Extract all lines in the data that contain the word "Libraries".

▶ [INFORMATION GIVEN]

● ● ●

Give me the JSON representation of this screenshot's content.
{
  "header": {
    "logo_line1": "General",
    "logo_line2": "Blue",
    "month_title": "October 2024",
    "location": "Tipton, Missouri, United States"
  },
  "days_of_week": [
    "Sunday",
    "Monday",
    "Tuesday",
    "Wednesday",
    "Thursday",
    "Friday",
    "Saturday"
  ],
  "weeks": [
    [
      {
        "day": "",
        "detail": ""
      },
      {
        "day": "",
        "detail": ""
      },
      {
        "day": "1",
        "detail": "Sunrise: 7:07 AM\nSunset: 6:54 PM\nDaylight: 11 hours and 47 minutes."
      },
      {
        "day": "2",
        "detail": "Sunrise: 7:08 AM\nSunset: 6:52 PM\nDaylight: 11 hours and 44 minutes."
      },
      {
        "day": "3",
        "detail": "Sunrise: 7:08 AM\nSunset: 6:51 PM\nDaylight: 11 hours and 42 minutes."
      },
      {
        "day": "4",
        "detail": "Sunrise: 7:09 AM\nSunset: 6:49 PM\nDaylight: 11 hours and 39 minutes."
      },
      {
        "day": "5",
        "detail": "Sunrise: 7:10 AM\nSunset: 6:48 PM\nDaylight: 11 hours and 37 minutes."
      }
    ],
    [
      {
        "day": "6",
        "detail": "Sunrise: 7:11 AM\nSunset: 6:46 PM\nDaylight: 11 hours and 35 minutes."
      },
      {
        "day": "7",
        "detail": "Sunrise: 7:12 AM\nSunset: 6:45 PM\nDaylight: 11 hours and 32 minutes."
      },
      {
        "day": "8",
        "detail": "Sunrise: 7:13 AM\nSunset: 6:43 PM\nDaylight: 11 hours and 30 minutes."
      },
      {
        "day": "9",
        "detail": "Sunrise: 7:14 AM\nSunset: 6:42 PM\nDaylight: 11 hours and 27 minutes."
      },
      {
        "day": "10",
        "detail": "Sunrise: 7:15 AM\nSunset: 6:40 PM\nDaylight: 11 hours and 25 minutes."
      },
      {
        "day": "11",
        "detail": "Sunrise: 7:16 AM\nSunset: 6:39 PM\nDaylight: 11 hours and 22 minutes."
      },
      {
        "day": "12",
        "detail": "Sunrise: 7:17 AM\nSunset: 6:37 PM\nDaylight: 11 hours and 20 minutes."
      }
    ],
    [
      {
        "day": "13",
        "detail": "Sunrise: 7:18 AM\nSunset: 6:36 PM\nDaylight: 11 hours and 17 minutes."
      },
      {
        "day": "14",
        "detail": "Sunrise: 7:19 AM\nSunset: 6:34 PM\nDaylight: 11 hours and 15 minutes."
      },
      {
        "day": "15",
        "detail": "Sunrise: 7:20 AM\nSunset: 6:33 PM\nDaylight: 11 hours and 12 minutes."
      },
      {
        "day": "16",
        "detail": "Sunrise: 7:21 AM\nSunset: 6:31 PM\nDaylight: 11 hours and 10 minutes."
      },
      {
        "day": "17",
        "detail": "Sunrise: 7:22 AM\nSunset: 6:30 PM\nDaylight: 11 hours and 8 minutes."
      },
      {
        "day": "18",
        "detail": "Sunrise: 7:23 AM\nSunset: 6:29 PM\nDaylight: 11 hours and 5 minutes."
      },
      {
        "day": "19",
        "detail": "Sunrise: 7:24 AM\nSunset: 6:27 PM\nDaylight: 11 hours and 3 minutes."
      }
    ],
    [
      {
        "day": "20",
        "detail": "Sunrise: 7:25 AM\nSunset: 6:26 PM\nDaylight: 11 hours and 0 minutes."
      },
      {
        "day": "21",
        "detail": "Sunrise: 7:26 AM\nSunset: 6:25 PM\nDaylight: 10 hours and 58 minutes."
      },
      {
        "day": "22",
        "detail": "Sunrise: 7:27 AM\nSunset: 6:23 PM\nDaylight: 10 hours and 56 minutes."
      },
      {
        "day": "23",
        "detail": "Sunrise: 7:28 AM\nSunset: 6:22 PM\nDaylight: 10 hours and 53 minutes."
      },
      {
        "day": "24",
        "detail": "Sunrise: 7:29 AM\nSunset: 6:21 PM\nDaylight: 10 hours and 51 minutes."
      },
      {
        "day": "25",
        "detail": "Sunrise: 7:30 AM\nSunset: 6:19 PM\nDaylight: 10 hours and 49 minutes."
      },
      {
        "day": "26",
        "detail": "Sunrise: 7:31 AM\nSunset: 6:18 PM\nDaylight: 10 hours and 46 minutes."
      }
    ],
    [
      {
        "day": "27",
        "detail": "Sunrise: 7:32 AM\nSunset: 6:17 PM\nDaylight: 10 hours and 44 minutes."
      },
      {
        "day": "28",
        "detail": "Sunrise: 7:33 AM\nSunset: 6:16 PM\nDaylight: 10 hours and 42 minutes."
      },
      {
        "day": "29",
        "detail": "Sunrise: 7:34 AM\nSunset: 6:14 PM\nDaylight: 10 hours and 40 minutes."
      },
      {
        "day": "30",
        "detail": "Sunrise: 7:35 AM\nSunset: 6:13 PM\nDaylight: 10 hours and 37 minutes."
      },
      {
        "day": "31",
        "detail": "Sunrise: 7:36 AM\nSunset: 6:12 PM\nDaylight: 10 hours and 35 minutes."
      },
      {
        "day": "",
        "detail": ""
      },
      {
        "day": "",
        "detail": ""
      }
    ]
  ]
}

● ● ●

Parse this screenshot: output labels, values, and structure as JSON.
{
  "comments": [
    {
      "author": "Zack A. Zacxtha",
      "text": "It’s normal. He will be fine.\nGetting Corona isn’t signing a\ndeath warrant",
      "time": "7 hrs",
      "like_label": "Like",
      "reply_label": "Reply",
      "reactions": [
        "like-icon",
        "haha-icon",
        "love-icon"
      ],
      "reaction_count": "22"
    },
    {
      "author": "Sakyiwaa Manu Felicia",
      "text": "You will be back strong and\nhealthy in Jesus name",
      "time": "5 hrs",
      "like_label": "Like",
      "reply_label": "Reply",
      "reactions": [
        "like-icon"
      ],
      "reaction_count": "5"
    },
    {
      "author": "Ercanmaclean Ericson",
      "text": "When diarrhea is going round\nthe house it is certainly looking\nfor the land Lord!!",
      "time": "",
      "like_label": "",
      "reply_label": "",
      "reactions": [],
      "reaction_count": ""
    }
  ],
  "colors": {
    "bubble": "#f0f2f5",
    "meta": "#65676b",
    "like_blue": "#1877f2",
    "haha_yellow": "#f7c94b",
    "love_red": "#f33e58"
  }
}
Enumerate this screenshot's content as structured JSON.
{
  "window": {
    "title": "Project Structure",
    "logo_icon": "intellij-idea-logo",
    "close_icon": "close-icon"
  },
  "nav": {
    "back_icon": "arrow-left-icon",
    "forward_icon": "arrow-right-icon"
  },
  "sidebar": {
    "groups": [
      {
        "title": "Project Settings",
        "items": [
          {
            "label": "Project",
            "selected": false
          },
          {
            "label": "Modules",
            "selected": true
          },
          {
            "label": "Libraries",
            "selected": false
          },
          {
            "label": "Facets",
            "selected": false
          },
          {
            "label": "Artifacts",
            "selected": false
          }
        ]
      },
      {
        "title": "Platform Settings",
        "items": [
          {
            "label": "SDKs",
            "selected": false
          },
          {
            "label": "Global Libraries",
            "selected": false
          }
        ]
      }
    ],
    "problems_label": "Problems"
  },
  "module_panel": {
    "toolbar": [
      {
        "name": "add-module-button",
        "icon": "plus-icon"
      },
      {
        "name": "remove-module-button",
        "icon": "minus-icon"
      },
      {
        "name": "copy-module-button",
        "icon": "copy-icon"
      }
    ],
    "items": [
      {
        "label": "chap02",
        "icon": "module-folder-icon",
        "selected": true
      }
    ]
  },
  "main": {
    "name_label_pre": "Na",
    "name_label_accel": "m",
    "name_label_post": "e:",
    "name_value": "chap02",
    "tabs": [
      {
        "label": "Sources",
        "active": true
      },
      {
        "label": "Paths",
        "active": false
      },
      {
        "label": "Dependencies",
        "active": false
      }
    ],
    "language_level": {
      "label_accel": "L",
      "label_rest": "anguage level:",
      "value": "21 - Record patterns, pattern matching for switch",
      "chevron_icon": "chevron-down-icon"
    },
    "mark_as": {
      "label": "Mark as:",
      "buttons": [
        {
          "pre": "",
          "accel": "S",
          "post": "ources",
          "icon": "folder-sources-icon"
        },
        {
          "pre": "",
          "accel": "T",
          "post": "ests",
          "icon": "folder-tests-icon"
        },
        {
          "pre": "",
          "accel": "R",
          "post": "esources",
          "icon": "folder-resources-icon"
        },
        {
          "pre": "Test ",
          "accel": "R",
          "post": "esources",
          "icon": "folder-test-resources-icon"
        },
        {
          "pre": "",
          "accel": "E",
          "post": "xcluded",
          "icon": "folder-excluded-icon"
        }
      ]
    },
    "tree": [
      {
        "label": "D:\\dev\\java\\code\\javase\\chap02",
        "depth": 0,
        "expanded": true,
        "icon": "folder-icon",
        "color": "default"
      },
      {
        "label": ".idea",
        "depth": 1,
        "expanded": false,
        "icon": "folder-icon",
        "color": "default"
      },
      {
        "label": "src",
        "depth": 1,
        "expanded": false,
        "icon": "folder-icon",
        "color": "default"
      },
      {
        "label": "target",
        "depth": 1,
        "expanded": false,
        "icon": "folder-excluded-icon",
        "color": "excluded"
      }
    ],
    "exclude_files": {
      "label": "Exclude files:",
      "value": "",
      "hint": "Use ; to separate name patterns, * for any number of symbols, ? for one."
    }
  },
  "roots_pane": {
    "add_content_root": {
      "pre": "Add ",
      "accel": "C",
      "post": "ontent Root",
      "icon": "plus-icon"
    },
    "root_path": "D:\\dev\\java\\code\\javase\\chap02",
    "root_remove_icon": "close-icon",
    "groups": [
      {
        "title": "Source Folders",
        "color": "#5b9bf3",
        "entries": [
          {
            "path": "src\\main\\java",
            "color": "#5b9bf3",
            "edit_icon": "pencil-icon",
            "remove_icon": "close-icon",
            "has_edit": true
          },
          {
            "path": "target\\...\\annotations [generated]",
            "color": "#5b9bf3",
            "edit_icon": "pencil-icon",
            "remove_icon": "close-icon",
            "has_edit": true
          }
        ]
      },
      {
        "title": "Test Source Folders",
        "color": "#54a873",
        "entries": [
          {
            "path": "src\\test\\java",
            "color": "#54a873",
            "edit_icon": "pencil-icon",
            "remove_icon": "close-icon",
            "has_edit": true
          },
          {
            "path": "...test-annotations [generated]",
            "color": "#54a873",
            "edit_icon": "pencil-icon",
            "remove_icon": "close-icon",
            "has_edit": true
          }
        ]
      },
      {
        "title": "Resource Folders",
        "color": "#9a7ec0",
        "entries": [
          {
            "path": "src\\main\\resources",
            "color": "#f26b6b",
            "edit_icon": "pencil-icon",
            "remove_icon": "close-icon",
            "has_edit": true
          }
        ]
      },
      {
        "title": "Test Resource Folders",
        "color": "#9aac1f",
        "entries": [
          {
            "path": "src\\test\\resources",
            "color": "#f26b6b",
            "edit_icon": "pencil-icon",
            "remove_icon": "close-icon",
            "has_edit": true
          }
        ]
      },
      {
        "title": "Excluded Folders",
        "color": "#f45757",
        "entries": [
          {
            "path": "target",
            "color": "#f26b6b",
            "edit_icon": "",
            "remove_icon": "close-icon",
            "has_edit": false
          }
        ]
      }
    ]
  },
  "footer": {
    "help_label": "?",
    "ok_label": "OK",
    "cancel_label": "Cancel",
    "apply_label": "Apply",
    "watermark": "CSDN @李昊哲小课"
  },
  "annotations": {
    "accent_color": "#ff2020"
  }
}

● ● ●

▶ [ANSWER SPACE]
            "label": "Libraries",
            "label": "Global Libraries",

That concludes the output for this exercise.